--- Data extracts ---

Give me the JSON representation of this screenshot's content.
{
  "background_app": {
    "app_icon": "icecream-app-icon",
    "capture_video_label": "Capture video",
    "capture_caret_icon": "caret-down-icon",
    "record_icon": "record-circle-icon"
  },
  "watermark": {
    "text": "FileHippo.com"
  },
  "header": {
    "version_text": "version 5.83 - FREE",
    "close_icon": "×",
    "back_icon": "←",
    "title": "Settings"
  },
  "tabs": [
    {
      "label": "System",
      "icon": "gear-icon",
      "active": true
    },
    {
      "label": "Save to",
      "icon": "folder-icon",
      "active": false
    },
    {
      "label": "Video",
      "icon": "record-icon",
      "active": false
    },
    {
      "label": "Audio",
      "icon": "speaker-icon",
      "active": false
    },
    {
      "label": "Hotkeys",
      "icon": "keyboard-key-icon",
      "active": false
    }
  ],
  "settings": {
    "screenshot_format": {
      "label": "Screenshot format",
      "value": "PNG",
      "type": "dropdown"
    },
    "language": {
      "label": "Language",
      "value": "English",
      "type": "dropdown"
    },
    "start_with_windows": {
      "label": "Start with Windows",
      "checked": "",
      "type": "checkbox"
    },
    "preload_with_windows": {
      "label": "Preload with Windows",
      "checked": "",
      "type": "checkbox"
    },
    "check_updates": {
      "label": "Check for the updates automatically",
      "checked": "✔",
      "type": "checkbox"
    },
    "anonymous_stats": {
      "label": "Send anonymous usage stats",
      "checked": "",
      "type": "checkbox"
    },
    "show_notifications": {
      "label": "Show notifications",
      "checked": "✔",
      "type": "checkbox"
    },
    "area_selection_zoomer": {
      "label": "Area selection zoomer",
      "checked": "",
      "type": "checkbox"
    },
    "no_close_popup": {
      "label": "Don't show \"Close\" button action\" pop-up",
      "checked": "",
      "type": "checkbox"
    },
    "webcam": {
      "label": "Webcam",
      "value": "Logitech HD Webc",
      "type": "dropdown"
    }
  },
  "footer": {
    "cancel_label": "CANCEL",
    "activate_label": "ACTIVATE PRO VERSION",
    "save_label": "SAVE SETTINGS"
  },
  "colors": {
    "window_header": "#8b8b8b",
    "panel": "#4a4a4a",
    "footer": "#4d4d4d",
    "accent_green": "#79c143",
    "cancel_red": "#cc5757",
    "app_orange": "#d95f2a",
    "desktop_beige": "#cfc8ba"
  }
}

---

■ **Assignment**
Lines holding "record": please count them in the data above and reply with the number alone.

■ **Solution to this exercise**
2